Glovo, the Spanish on-demand delivery company, has been slapped with a fine in Italy over how its Foodinho service uses algorithms.
Garante, the Italian data protection authority, fined Glovo-owned Foodinho €2.6m over the way algorithms are used manage to its couriers and assign orders.
The authority said that Foodinho had not adequately explained to riders how the algorithm makes its decisions in evaluating their work.
It also took issue with Foodinho for failing to provide an avenue for riders to challenge decisions made by algorithms that ultimately influence how much work they get. The app has 19,000 riders in Italy, according to Reuters.
Glovo and Foodinho have 150 days to respond to the order and make adequate changes to give riders more clarity.
The use of algorithms is likely to become a hot topic of debate in the ever-growing discussion around gig economy worker rights.
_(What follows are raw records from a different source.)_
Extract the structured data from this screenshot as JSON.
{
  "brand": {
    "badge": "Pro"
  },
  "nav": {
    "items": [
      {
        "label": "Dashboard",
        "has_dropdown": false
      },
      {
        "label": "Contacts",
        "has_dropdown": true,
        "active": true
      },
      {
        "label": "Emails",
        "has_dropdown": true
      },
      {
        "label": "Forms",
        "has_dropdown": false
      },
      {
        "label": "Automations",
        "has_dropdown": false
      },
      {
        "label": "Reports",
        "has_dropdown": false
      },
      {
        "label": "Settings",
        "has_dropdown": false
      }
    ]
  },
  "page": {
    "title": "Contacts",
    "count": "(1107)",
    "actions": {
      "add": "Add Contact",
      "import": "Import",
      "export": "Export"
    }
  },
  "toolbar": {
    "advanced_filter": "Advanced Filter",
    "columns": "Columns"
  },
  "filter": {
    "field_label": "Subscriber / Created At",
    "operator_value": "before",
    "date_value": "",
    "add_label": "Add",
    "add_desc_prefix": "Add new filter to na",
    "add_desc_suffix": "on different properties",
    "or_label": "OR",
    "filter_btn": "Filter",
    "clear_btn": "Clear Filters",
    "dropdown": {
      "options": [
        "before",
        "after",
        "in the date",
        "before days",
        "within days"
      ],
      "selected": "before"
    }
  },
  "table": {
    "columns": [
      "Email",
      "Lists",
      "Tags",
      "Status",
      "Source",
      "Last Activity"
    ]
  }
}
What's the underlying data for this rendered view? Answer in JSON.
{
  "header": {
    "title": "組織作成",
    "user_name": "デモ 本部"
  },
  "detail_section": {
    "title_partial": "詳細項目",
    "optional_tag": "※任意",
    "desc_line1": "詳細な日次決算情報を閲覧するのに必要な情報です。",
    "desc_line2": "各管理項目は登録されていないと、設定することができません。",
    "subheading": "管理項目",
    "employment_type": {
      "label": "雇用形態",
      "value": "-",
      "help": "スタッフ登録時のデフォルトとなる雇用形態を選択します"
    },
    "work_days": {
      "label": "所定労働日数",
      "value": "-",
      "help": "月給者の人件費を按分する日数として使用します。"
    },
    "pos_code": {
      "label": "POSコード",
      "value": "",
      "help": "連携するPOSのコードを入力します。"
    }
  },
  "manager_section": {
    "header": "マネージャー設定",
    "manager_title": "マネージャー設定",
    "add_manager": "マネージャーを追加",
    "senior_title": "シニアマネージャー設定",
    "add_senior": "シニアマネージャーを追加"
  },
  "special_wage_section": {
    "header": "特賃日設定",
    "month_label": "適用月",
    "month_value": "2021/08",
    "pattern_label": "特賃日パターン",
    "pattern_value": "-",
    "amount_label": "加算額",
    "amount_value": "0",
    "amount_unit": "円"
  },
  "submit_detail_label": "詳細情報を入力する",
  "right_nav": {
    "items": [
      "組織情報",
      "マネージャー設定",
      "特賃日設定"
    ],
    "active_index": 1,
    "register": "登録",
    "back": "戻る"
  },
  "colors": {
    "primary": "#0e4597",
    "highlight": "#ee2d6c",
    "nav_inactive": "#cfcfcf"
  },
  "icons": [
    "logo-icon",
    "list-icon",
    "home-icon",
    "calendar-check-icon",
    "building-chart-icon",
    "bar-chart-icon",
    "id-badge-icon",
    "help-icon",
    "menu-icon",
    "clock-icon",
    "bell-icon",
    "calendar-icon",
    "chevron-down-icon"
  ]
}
In the Netherlands, a court ordered Uber to reinstate a driver that was fired from the platform based on data analysed by algorithm. Similarly, the court ordered Indian rival Ola to explain how its algorithms work in evaluating driver performance and implementing sanctions.
Those cases were taken by the App Drivers and Couriers Union (ADCU), which it said it will continue to challenge algorithm-based decision-making regarding drivers.
The ADCU was also involved in the landmark case in the UK against Uber that determined drivers should be classified as workers rather than contractors.
Glovo has faced similar challenges. Regulations in its home market of Spain are set to recategorise delivery riders as employees, which will introduce a swathe of new costs to doing business.
The company recently teamed up with some of its rivals in Europe, including Delivery Hero and Bolt, to form a new group to lobby for friendly regulations for gig economy companies on a European level.
Glovo raised €450m from investors earlier this year.